We can even take this to the extreme and make the statement that all code is convention. Programming languages really are a codified approaches to interact with machines after all.

Nx just takes the above ideas and blows them up into a massive scale at the multi-project level.

Opacity Problem and its Solution

Something that plagues projects that solve problems through standardisation (read: convention over configuration), is the abundant application of magic. When this happens, cause and effect is obscured from users, because configuration files toggle and adjusts a solution’s behavior in indirect ways.

This leads to confusion about how certain things work. This tripped me up a lot for example, when working on nx tasks. Tasks are usually found in package.json scripts or nx.json/project.json targets, but there are also implicit tasks present via plugins, something Nx calls inferred tasks.

“Implicit” when applied to software, is a term that usually scares me. It fact, it scared some programmers enough that they went ahead to build a class of programming languages called functional languages that specifically do everything possible to eliminate implicitness. Though this sometimes created their own mini-hellscapes. Looking at you, monads.

Implicitness leads to opacity. And in my case it led to utter confusion about why some tasks were running that were not defined in obvious places.

Traditionally there are 2 ways to deal with the problem of implicitness: very good documentation (not always attainable) or an uncanny patience for trial-and-error (also not always attainable).

There is however a third and specific Nx way: the Project Details View.

Run the following command to bring up this view:

npx nx show project <project-name> --web

It should look something like below:


The above is a view of the monorepo as Nx sees it, taken from a hosted example project, and gives a lot of helpful context and information. This includes dependency graphs, projects, targets (tasks) that can be run, and others.

For my specific problem described above of understanding which tasks would run when a target is selected, we can click on any of the targets above, and it will show an executor header. This essentially tells us what would execute a task. In our example, the deploy target is being run by the nx:run-commands executor, and the serve target is being run by the @nx/webpack:dev-server executor.

Some Tips

With our above understanding, a few tips come to mind when dealing with Nx monorepos:

  • Don’t touch configuration files unless absolutely necessary and you know what you are doing. If a configuration change is necessary, handle these through plugin migrations to share the benefits across different projects and monorepo stacks.
  • Leverage existing plugins developed by Nx or the community, because these would encapsulate best practices around build, deployment and other non-business logic related tasks. This enables you to focus on what you do best, building good products and solutions for your customers.
  • Be clear about the boundaries of responsibility. Establish what capabilities Nx and associated plugins/generators/migrators should handle in your projects, and what you should handle and scope under business logic to handle on your own.

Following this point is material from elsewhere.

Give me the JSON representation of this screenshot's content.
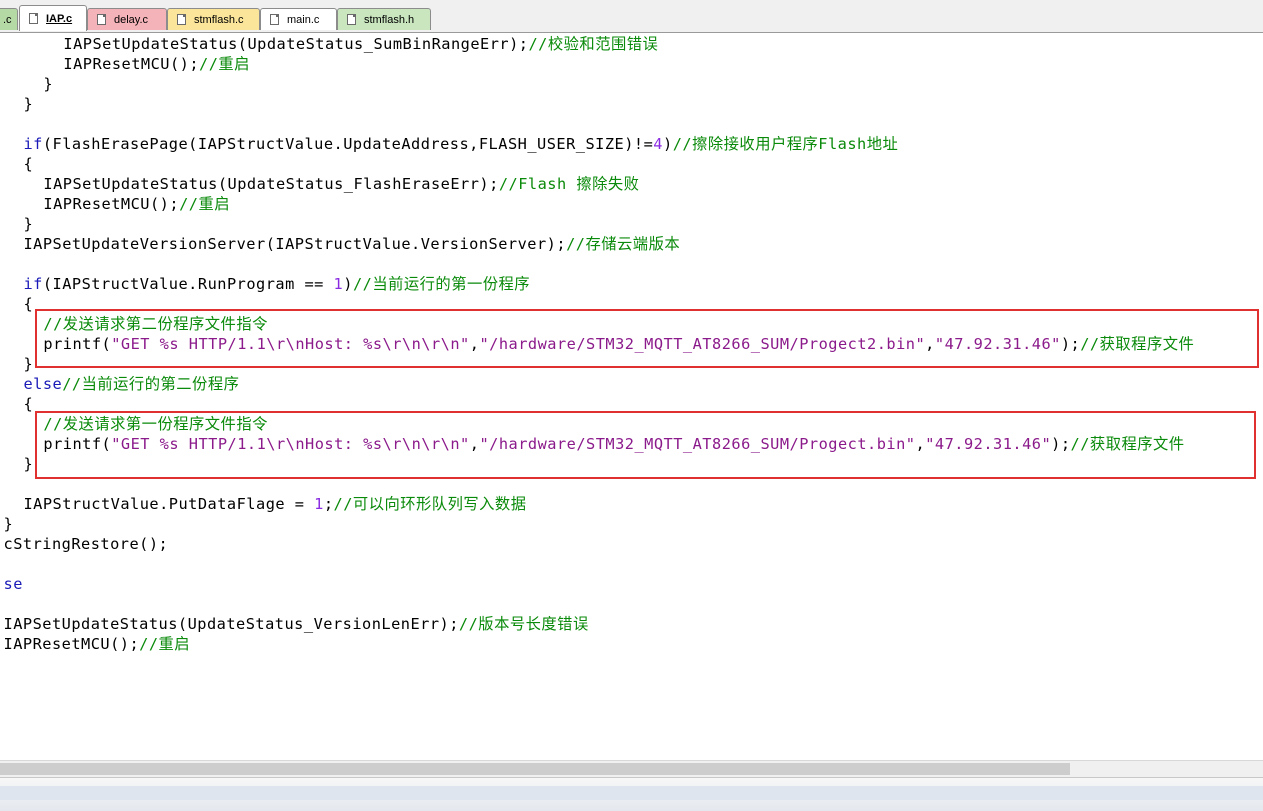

Thinking of Nx as a standardisation tool enabled within a monorepo context really helped me wrap my mind around its value proposition. I hope it helps you too.